 (tăp′ro͞ot′, -ro͝ot′)
n.
The main root of a plant, usually stouter than the lateral roots and growing straight downward from the stem.

[From tap.]
American Heritage® Dictionary of the English Language, Fifth Edition. Copyright © 2016 by Houghton Mifflin Harcourt Publishing Company. Published by Houghton Mifflin Harcourt Publishing Company. All rights reserved.

taproot

(ˈtæpˌruːt)
n
(Botany) the large single root of plants such as the dandelion, which grows vertically downwards and bears smaller lateral roots
[C17: from tap2 + root1]
ˈtapˌrooted adj
Collins English Dictionary – Complete and Unabridged, 12th Edition 2014 © HarperCollins Publishers 1991, 1994, 1998, 2000, 2003, 2006, 2007, 2009, 2011, 2014

tap•root

(ˈtæpˌrut, -ˌrʊt)

n.
a main root descending downward and giving off small lateral roots.
[1595–1605]
Random House Kernerman Webster's College Dictionary, © 2010 K Dictionaries Ltd. Copyright 2005, 1997, 1991 by Random House, Inc. All rights reserved.

taproot

The thick and strong downward-growing root produced by some plants, shrubs, and trees.
Dictionary of Unfamiliar Words by Diagram Group Copyright © 2008 by Diagram Visual Information Limited
ThesaurusAntonymsRelated WordsSynonymsLegend:
Noun1.taproot - (botany) main root of a plant growing straight downward from the stemtaproot - (botany) main root of a plant growing straight downward from the stem
phytology, botany - the branch of biology that studies plants
root - (botany) the usually underground organ that lacks buds or leaves or nodes; absorbs water and mineral salts; usually it anchors the plant to the ground
2.taproot - something that provides an important central source for growth or development; "the taproot of his resentment"; "genius and insanity spring from the same taproot"
germ, source, seed - anything that provides inspiration for later work
Based on WordNet 3.0, Farlex clipart collection. © 2003-2012 Princeton University, Farlex Inc.
Translations
hlavní kořen

taproot

[ˈtæpruːt] Nraíz f central
Collins Spanish Dictionary - Complete and Unabridged 8th Edition 2005 © William Collins Sons & Co. Ltd. 1971, 1988 © HarperCollins Publishers 1992, 1993, 1996, 1997, 2000, 2003, 2005

taproot
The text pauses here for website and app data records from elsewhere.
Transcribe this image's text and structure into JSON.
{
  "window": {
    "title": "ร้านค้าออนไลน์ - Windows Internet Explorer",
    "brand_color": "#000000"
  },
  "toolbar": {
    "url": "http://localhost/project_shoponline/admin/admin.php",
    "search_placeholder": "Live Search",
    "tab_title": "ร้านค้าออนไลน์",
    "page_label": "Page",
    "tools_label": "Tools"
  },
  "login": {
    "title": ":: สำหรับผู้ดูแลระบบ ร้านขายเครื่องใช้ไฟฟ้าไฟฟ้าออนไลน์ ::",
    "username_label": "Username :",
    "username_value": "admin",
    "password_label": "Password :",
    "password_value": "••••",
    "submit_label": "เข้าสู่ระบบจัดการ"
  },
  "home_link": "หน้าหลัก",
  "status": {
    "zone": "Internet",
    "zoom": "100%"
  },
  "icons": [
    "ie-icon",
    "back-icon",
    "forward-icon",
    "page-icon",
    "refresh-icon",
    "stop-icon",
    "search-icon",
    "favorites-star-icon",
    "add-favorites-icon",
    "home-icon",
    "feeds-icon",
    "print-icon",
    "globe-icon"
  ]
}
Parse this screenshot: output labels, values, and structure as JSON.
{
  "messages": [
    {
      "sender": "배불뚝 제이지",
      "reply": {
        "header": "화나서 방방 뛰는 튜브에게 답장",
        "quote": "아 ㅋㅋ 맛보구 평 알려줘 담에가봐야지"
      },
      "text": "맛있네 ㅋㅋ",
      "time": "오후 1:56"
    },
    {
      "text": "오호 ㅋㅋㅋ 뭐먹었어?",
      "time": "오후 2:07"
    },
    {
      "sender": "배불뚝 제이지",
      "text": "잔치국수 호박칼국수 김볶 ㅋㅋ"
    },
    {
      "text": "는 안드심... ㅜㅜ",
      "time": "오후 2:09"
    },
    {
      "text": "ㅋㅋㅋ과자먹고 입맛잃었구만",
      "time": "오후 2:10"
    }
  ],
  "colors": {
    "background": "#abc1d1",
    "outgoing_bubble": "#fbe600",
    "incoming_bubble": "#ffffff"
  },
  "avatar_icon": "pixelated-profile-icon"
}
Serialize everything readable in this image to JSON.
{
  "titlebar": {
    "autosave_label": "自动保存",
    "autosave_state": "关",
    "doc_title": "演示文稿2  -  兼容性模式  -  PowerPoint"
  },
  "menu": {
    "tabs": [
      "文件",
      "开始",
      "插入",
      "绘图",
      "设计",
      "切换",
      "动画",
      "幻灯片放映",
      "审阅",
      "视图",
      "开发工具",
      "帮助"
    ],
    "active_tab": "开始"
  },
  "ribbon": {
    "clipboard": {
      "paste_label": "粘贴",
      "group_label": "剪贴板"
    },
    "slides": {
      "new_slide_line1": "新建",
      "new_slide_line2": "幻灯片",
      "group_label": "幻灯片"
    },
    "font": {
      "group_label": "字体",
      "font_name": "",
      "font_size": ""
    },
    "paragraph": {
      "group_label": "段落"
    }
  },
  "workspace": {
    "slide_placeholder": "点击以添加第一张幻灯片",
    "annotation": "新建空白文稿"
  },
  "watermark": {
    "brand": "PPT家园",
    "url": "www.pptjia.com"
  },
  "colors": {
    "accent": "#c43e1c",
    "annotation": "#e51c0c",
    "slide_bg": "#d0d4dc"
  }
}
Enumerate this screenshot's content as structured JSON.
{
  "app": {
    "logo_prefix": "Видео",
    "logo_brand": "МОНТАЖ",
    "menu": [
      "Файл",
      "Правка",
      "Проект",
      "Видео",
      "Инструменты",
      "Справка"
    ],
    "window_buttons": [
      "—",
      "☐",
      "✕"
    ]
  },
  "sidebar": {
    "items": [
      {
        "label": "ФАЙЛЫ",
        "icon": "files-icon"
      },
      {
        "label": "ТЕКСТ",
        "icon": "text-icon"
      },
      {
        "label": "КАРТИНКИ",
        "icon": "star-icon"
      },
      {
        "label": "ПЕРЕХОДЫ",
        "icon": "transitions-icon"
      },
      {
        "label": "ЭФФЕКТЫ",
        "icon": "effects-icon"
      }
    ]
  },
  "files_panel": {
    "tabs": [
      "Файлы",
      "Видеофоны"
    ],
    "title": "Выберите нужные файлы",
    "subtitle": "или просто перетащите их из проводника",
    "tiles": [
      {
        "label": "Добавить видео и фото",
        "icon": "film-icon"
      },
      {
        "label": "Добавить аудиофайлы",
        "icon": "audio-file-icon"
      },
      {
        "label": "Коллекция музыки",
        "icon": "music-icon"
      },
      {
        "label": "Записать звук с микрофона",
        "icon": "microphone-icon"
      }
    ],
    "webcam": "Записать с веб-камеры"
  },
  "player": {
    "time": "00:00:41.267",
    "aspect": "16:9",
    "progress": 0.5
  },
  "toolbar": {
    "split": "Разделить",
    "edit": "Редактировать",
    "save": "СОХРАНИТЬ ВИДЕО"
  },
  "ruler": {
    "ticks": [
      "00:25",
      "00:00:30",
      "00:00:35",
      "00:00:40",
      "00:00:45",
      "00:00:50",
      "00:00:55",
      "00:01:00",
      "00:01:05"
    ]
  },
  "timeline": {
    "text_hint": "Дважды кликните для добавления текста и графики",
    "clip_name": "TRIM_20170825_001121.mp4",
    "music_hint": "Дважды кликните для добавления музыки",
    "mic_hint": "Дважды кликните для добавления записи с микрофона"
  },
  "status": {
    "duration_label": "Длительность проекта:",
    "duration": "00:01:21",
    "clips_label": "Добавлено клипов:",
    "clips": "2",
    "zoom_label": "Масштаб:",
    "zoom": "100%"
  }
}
[ˈtæpˌruːt] nradice f principale
Collins Italian Dictionary 1st Edition © HarperCollins Publishers 1995
References in periodicals archive ?
Seeds should be sown about 30cm (12in) apart in a sunny spot in spring in stone-free ground so that the tap root can push through with ease.
Keep as large a rootball as possible - you may need a pruning saw to cut through the thick tap root anchoring the plant.
Large roots will need trimming with secateurs and for cutting through the deep tap root that sits under the plant and anchors it into the ground you'll need a saw.
They must be protected from frost, and when planting out in April or May, the tap root should be pinched out to ensure the development of a more fibrous root system.
The biggest difficulties arise with plants that have a shallow fibrous root system (like many conifers) because the compost dries out at the surface and they suffer in consequence and also those, like roses, that have a long tap root. These plants require a pot that is proportionately deep because they too are intolerant of drying out at the surface and must have moisture at depth on which they draw.
A small saw is also handy to sever the thick roots that support the feeding roots, and the tap root that anchors the plant to stops it rocking in the wind.
A broad-leaved herbaceous plant with a deep tap root, perennial chicory can be grown as a pure stand, but according to Wynnstay's grass and root seed manager Ben Wixey, the recommended application at this stage would be to include it alongside grass and clover, in short term or longer term grazing mixtures.
After that, the long tap root will go down for the moisture.
Efforts to extricate the victims of the landslide near a resort in Jalan Tanjung Bungah last night faced difficulty due to a tap root that prevented the operation from being carried out.
Margery ADANDELIONS have a tap root, so you need to get it all out so it doesn't regrow.
Try not to break the tap root or the vegetable will bleed, and twist the leaves off to around 2.5cm-5cm above the root to stop bleeding.
They won't all like division - for example, those with a tap root like a carrot, such as the cow parsley.